Relative to what older children and adults experience, the growth that infants and toddlers undergo in short spans of time can be dramatic. They often knock out milestone after milestone at a dizzying pace. There are the motor-skill milestones, things like rolling over and walking. And there’s the physical growth, things like height and weight. These are among the milestones that dictate so many practical matters — height and weight affect car seat positioning, for instance. That means they’re more likely to be top of mind for many parents. They’re also easy to measure.
Less likely to be top of mind is keeping track of language skill development — especially outside the often fuzzy milestone of a baby’s “first word.” That’s understandable, since language development markers are often subtle, especially when a baby is still preverbal. However, it’s very important that parents not mistake “subtle” for “trivial.”
The growth that a preverbal baby’s brain experiences may be hidden to anyone who doesn’t have ready access to an MRI machine. But that growth is happening. And it’s important for parents to be able to know it’s happening at a proper pace. That’s what the Developmental Snapshot provides.
Developmental Snapshot results: Two years after LENA Start
LENA’s research team follows up with LENA Start participants regularly, asking them to submit new Developmental Snapshots. This gives us insight into how LENA Start may impact children’s language development over the long run. The first follow-up occurs approximately one year after the family begins the program. Subsequent follow-ups occur every six months.

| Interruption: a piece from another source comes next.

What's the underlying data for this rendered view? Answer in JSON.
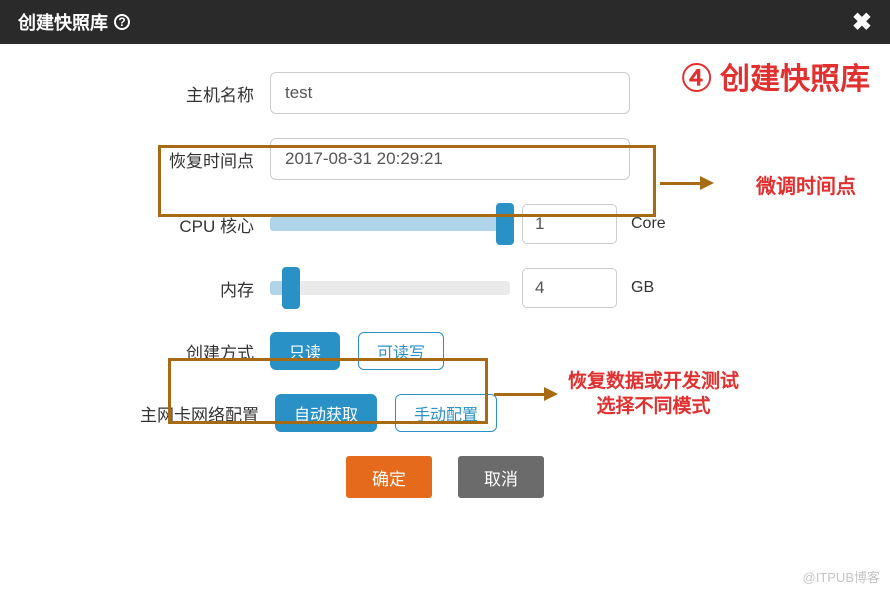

The two-year analysis is particularly encouraging when we look at children whose baseline Developmental Snapshot scores fell below the 25th percentile — meaning that they were at risk for language delays before their family began the LENA Start program. Two years later, the gains they saw immediately after the program ended have stayed in place. In fact, their scores have continued to rise at a quicker-than-average pace. Two years ago, they were in the 8th percentile, on average. Now, they’re in the 45th. That’s a testament both to the quick burst of growth they achieved during the program itself and to the resiliency of their parents, who took the program’s lessons to heart and have held their focus on the importance of early language development and conversational turns.

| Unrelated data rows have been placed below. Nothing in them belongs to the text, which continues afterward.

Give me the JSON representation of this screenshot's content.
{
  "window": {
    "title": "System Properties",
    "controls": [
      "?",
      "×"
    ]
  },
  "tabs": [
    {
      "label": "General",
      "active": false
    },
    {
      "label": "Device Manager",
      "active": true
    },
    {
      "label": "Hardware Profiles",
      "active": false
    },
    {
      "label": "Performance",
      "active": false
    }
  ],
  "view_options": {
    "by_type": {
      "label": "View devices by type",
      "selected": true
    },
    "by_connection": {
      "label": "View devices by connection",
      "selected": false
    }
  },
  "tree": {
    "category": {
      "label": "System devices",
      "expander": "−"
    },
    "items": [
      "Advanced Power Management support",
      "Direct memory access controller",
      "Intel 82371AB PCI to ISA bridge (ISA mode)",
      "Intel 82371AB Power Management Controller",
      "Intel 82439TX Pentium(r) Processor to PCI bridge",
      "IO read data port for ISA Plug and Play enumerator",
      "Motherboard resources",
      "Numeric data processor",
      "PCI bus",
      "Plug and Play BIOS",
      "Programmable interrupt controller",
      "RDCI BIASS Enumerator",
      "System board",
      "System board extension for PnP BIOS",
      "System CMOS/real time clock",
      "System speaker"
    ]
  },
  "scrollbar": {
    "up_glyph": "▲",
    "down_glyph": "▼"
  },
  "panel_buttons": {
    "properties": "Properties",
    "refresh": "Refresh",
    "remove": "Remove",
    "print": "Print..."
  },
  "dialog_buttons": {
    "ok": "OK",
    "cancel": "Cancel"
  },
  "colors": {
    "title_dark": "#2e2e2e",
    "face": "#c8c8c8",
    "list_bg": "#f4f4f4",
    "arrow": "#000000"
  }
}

“When we first created and reported on the Snapshot, we knew we’d want to take the next steps of examining its sensitivity to the effects an intervention like LENA Start provides,” said Dr. Jill Gilkerson, LENA’s Chief Research and Evaluation Officer. “These results are very encouraging, both for the validity of the Developmental Snapshot and for the effectiveness of LENA Start. I am most excited for what the results say about children who began the Start program at risk for language delays.”
We’re beginning to see how LENA Start, a program that lasts just a couple of months, can continue yielding benefits for the longer term. The early years are so vital. We already know, for instance that an 18 month old’s language environment is predictive of their IQ score 10 years down the road and that conversational turns promote brain growth and aid socioemotional development. That’s part of why we get excited whenever we see hard evidence that the impact of our programs endures for a longer span of those early years.

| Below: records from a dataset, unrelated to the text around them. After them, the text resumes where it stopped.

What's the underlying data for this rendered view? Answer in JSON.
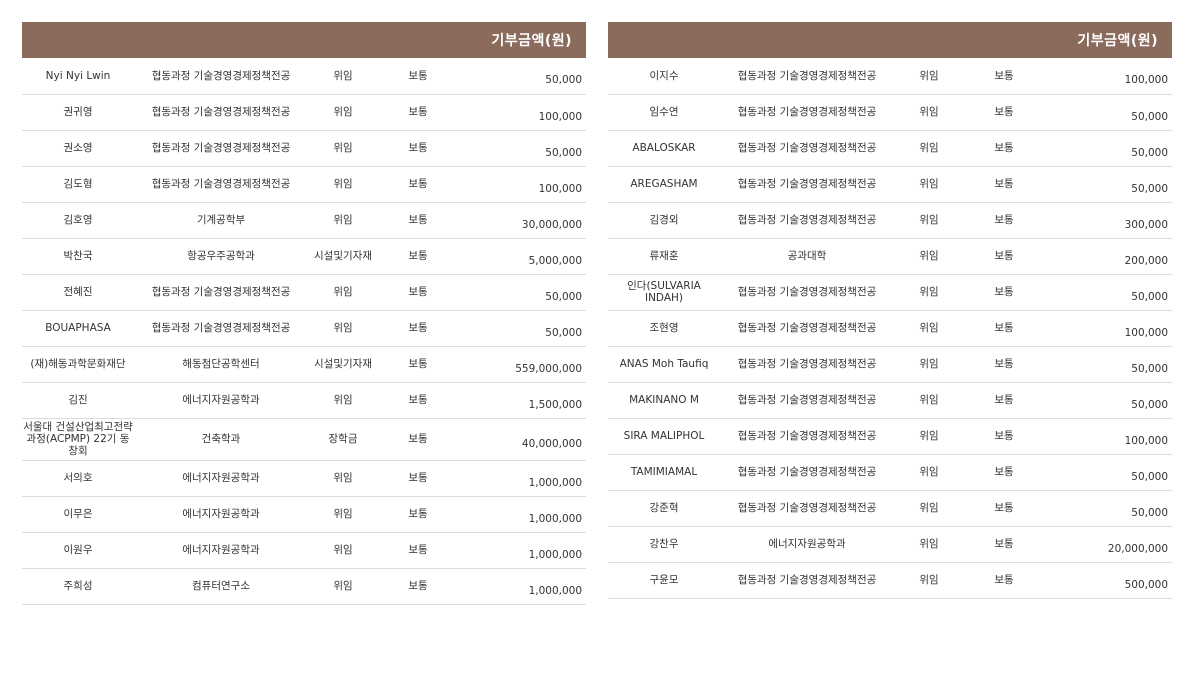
{
  "header_label": "기부금액(원)",
  "left_rows": [
    {
      "name": "Nyi Nyi Lwin",
      "dept": "협동과정 기술경영경제정책전공",
      "purpose": "위임",
      "type": "보통",
      "amount": "50,000"
    },
    {
      "name": "권귀영",
      "dept": "협동과정 기술경영경제정책전공",
      "purpose": "위임",
      "type": "보통",
      "amount": "100,000"
    },
    {
      "name": "권소영",
      "dept": "협동과정 기술경영경제정책전공",
      "purpose": "위임",
      "type": "보통",
      "amount": "50,000"
    },
    {
      "name": "김도형",
      "dept": "협동과정 기술경영경제정책전공",
      "purpose": "위임",
      "type": "보통",
      "amount": "100,000"
    },
    {
      "name": "김호영",
      "dept": "기계공학부",
      "purpose": "위임",
      "type": "보통",
      "amount": "30,000,000"
    },
    {
      "name": "박찬국",
      "dept": "항공우주공학과",
      "purpose": "시설및기자재",
      "type": "보통",
      "amount": "5,000,000"
    },
    {
      "name": "전혜진",
      "dept": "협동과정 기술경영경제정책전공",
      "purpose": "위임",
      "type": "보통",
      "amount": "50,000"
    },
    {
      "name": "BOUAPHASA",
      "dept": "협동과정 기술경영경제정책전공",
      "purpose": "위임",
      "type": "보통",
      "amount": "50,000"
    },
    {
      "name": "(재)해동과학문화재단",
      "dept": "해동첨단공학센터",
      "purpose": "시설및기자재",
      "type": "보통",
      "amount": "559,000,000"
    },
    {
      "name": "김진",
      "dept": "에너지자원공학과",
      "purpose": "위임",
      "type": "보통",
      "amount": "1,500,000"
    },
    {
      "name": "서울대 건설산업최고전략과정(ACPMP) 22기 동창회",
      "dept": "건축학과",
      "purpose": "장학금",
      "type": "보통",
      "amount": "40,000,000"
    },
    {
      "name": "서의호",
      "dept": "에너지자원공학과",
      "purpose": "위임",
      "type": "보통",
      "amount": "1,000,000"
    },
    {
      "name": "이무은",
      "dept": "에너지자원공학과",
      "purpose": "위임",
      "type": "보통",
      "amount": "1,000,000"
    },
    {
      "name": "이원우",
      "dept": "에너지자원공학과",
      "purpose": "위임",
      "type": "보통",
      "amount": "1,000,000"
    },
    {
      "name": "주희성",
      "dept": "컴퓨터연구소",
      "purpose": "위임",
      "type": "보통",
      "amount": "1,000,000"
    }
  ],
  "right_rows": [
    {
      "name": "이지수",
      "dept": "협동과정 기술경영경제정책전공",
      "purpose": "위임",
      "type": "보통",
      "amount": "100,000"
    },
    {
      "name": "임수연",
      "dept": "협동과정 기술경영경제정책전공",
      "purpose": "위임",
      "type": "보통",
      "amount": "50,000"
    },
    {
      "name": "ABALOSKAR",
      "dept": "협동과정 기술경영경제정책전공",
      "purpose": "위임",
      "type": "보통",
      "amount": "50,000"
    },
    {
      "name": "AREGASHAM",
      "dept": "협동과정 기술경영경제정책전공",
      "purpose": "위임",
      "type": "보통",
      "amount": "50,000"
    },
    {
      "name": "김경외",
      "dept": "협동과정 기술경영경제정책전공",
      "purpose": "위임",
      "type": "보통",
      "amount": "300,000"
    },
    {
      "name": "류재훈",
      "dept": "공과대학",
      "purpose": "위임",
      "type": "보통",
      "amount": "200,000"
    },
    {
      "name": "인다(SULVARIA INDAH)",
      "dept": "협동과정 기술경영경제정책전공",
      "purpose": "위임",
      "type": "보통",
      "amount": "50,000"
    },
    {
      "name": "조현영",
      "dept": "협동과정 기술경영경제정책전공",
      "purpose": "위임",
      "type": "보통",
      "amount": "100,000"
    },
    {
      "name": "ANAS Moh Taufiq",
      "dept": "협동과정 기술경영경제정책전공",
      "purpose": "위임",
      "type": "보통",
      "amount": "50,000"
    },
    {
      "name": "MAKINANO M",
      "dept": "협동과정 기술경영경제정책전공",
      "purpose": "위임",
      "type": "보통",
      "amount": "50,000"
    },
    {
      "name": "SIRA MALIPHOL",
      "dept": "협동과정 기술경영경제정책전공",
      "purpose": "위임",
      "type": "보통",
      "amount": "100,000"
    },
    {
      "name": "TAMIMIAMAL",
      "dept": "협동과정 기술경영경제정책전공",
      "purpose": "위임",
      "type": "보통",
      "amount": "50,000"
    },
    {
      "name": "강준혁",
      "dept": "협동과정 기술경영경제정책전공",
      "purpose": "위임",
      "type": "보통",
      "amount": "50,000"
    },
    {
      "name": "강찬우",
      "dept": "에너지자원공학과",
      "purpose": "위임",
      "type": "보통",
      "amount": "20,000,000"
    },
    {
      "name": "구윤모",
      "dept": "협동과정 기술경영경제정책전공",
      "purpose": "위임",
      "type": "보통",
      "amount": "500,000"
    }
  ]
}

We often say that improving early language environments is among the most cost-effective and efficient ways to improve long-term outcomes in children. It’s not hard to see how that efficiency rises alongside the durability of our programs’ benefits.